- Data shown
--------------------------------

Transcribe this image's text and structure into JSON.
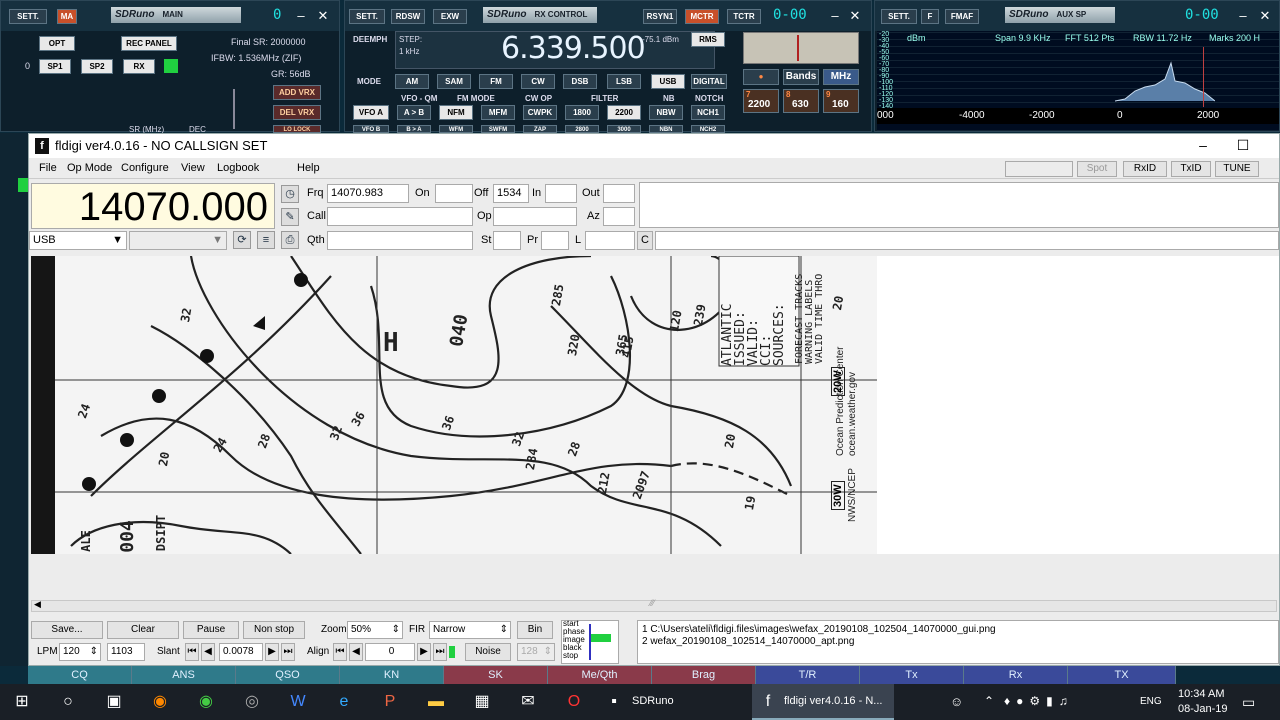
{
  "sdr_main": {
    "sett": "SETT.",
    "ma": "MA",
    "title": "SDRuno",
    "sub": "MAIN",
    "lcd": "0",
    "opt": "OPT",
    "rec": "REC PANEL",
    "zero": "0",
    "sp1": "SP1",
    "sp2": "SP2",
    "rx": "RX",
    "final_sr": "Final SR: 2000000",
    "ifbw": "IFBW: 1.536MHz (ZIF)",
    "gr": "GR: 56dB",
    "add_vrx": "ADD VRX",
    "del_vrx": "DEL VRX",
    "lo_lock": "LO LOCK",
    "sr_mhz": "SR (MHz)",
    "dec": "DEC"
  },
  "sdr_rx": {
    "sett": "SETT.",
    "rdsw": "RDSW",
    "exw": "EXW",
    "title": "SDRuno",
    "sub": "RX CONTROL",
    "rsyn": "RSYN1",
    "mctr": "MCTR",
    "tctr": "TCTR",
    "lcd": "0-00",
    "deemph": "DEEMPH",
    "step": "STEP:",
    "step_val": "1 kHz",
    "freq": "6.339.500",
    "dbm": "-75.1 dBm",
    "rms": "RMS",
    "mode": "MODE",
    "modes": [
      "AM",
      "SAM",
      "FM",
      "CW",
      "DSB",
      "LSB",
      "USB",
      "DIGITAL"
    ],
    "vfo_qm": "VFO - QM",
    "fm_mode": "FM MODE",
    "cw_op": "CW OP",
    "filter": "FILTER",
    "nb": "NB",
    "notch": "NOTCH",
    "vfoa": "VFO A",
    "ab": "A > B",
    "nfm": "NFM",
    "mfm": "MFM",
    "cwpk": "CWPK",
    "f1800": "1800",
    "f2200": "2200",
    "nbw": "NBW",
    "nch1": "NCH1",
    "vfob": "VFO B",
    "ba": "B > A",
    "wfm": "WFM",
    "swfm": "SWFM",
    "zap": "ZAP",
    "f2800": "2800",
    "f3000": "3000",
    "nbn": "NBN",
    "nch2": "NCH2",
    "bands": "Bands",
    "mhz": "MHz",
    "k7": "7",
    "k8": "8",
    "k9": "9",
    "v2200": "2200",
    "v630": "630",
    "v160": "160"
  },
  "sdr_sp": {
    "sett": "SETT.",
    "f": "F",
    "fmaf": "FMAF",
    "title": "SDRuno",
    "sub": "AUX SP",
    "lcd": "0-00",
    "dbm": "dBm",
    "span": "Span 9.9 KHz",
    "fft": "FFT 512 Pts",
    "rbw": "RBW 11.72 Hz",
    "marks": "Marks 200 H",
    "ylabels": [
      "-20",
      "-30",
      "-40",
      "-50",
      "-60",
      "-70",
      "-80",
      "-90",
      "-100",
      "-110",
      "-120",
      "-130",
      "-140"
    ],
    "xlabels": [
      "000",
      "-4000",
      "-2000",
      "0",
      "2000"
    ]
  },
  "fl": {
    "title": "fldigi ver4.0.16 - NO CALLSIGN SET",
    "menu": {
      "file": "File",
      "opmode": "Op Mode",
      "configure": "Configure",
      "view": "View",
      "logbook": "Logbook",
      "help": "Help"
    },
    "spot": "Spot",
    "rxid": "RxID",
    "txid": "TxID",
    "tune": "TUNE",
    "freq": "14070.000",
    "mode": "USB",
    "frq_lbl": "Frq",
    "frq": "14070.983",
    "on_lbl": "On",
    "on": "",
    "off_lbl": "Off",
    "off": "1534",
    "in_lbl": "In",
    "in": "",
    "out_lbl": "Out",
    "out": "",
    "call_lbl": "Call",
    "call": "",
    "op_lbl": "Op",
    "op": "",
    "az_lbl": "Az",
    "az": "",
    "qth_lbl": "Qth",
    "qth": "",
    "st_lbl": "St",
    "st": "",
    "pr_lbl": "Pr",
    "pr": "",
    "l_lbl": "L",
    "l": "",
    "c_lbl": "C",
    "c": "",
    "fax": {
      "labels": [
        "32",
        "24",
        "20",
        "28",
        "24",
        "32",
        "36",
        "36",
        "32",
        "20",
        "284",
        "28",
        "212",
        "2097",
        "239",
        "19",
        "20",
        "040",
        "004",
        "DSIPT",
        "ALE",
        "H",
        "285",
        "320",
        "365",
        "415",
        "120"
      ],
      "block1": "ATLANTIC\nISSUED:\nVALID:\nCCI:\nSOURCES:",
      "block2": "FORECAST TRACKS\nWARNING LABELS\nVALID TIME THRO",
      "ocean": "Ocean Prediction Center\nocean.weather.gov",
      "nws": "NWS/NCEP",
      "w20": "20W",
      "w30": "30W"
    },
    "ctl": {
      "save": "Save...",
      "clear": "Clear",
      "pause": "Pause",
      "nonstop": "Non stop",
      "zoom_lbl": "Zoom",
      "zoom": "50%",
      "fir_lbl": "FIR",
      "fir": "Narrow",
      "bin": "Bin",
      "lpm_lbl": "LPM",
      "lpm": "120",
      "lines": "1103",
      "slant_lbl": "Slant",
      "slant": "0.0078",
      "align_lbl": "Align",
      "align": "0",
      "noise": "Noise",
      "v128": "128"
    },
    "status": [
      "start",
      "phase",
      "image",
      "black",
      "stop"
    ],
    "log": [
      "1 C:\\Users\\ateli\\fldigi.files\\images\\wefax_20190108_102504_14070000_gui.png",
      "2 wefax_20190108_102514_14070000_apt.png"
    ]
  },
  "macros": [
    "CQ",
    "ANS",
    "QSO",
    "KN",
    "SK",
    "Me/Qth",
    "Brag",
    "T/R",
    "Tx",
    "Rx",
    "TX"
  ],
  "taskbar": {
    "sdruno": "SDRuno",
    "fldigi": "fldigi ver4.0.16 - N...",
    "lang": "ENG",
    "time": "10:34 AM",
    "date": "08-Jan-19"
  },
  "colors": {
    "accent_orange": "#c8502a",
    "lcd_cyan": "#20e0e0",
    "freq_bg": "#fffbe0",
    "macro_teal": "#2f7a8a",
    "macro_red": "#8a3a4a",
    "macro_blue": "#3a4a9a",
    "tuning_green": "#20d040"
  }
}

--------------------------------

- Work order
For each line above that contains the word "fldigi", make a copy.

- Expected output
    "title": "fldigi ver4.0.16 - NO CALLSIGN SET",
      "1 C:\\Users\\ateli\\fldigi.files\\images\\wefax_20190108_102504_14070000_gui.png",
    "fldigi": "fldigi ver4.0.16 - N...",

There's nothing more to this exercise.